Himalayan Linguistics is a free peer-reviewed web journal and archive devoted to the study of the languages of the Himalayas. Since 2020 it includes the series Languages and Peoples of the Eastern Himalayan Region as the second issue of every volume.


Mapping the Spatial Relationship Between Sub-basins and Language Variation in Thewo Tibetan

Thewo Tibetan is a Tibetic language of China spoken along the Bailong River in Northern Sichuan Province and Southern Gansu Province. Although typically listed as a dialect of Choni Tibetan (ISO 639-3 cda), Thewo is reported to have a high degree of internal variation (Renzengwangmu 2013). The goal of this paper is to examine whether or not this internal variation can be explained in part by Chamberlain’s (2015) hypothesis of linguistic watersheds. Chamberlain (2015) argues that the distribution of watersheds on the Qinghai-Tibet Plateau provides a spatial model through which we can predict the geographical spread of language variation. This paper’s research reveals some spatial correlation between the distribution of the watersheds and dialectal variation in the Thewo speaking region of Diebu County. These results can neither disprove Chamberlain’s hypothesis nor fully explain the spatial distribution of language variation in Thewo Tibetan. However, the results do demonstrate how watersheds could be a useful model for predicting the location of language documentation needs on the Qinghai-Tibet Plateau.

Making and agreeing to requests in Old Tibetan
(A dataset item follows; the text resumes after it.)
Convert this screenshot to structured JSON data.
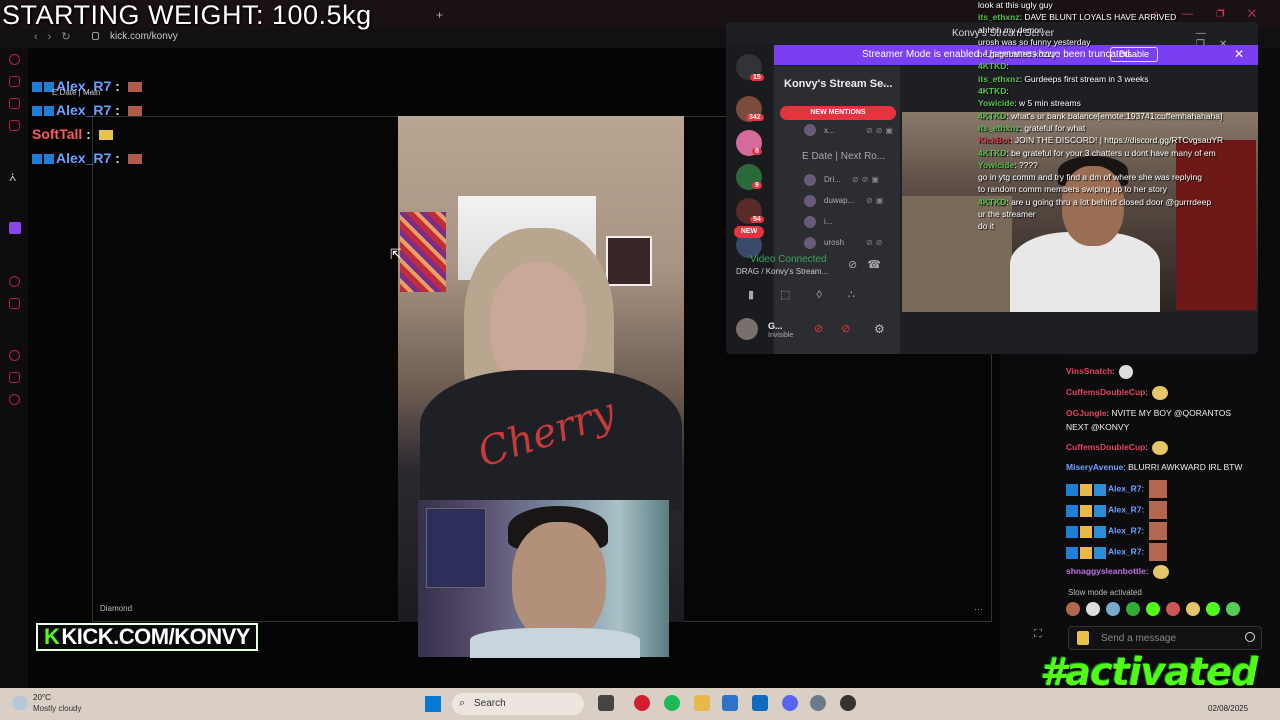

The verbs གསོལ་ gsol `request' and གནང་ gnaṅ `agree, grant', because of theircomplementary semantics and parallel syntax, provide a convenient windowthrough which to caste light on the two forms of subordinate clausesthat they both govern, namely infinitives and terminative verbal nouns.

The segmental inflection of Bumthang verbs: exploring the boundary between phonology and morphophonology

This paper presents a synoptic account of verbal suffixation in the Ura dialect of Bumthang, a language of central Bhutan. Examining verbal allomorphy shows the persistence of exceptions to historical sound changes in contemporary allophonic and allomorphic processes, and reveals striking contrasts with the culturally dominant Tibetic languages of the area. We examine the ways in which some of the allomorphy is motivated by patterns seen in the phonology of the language more widely, while some of the changes reflect purely (arbitrary) morphophonological processes.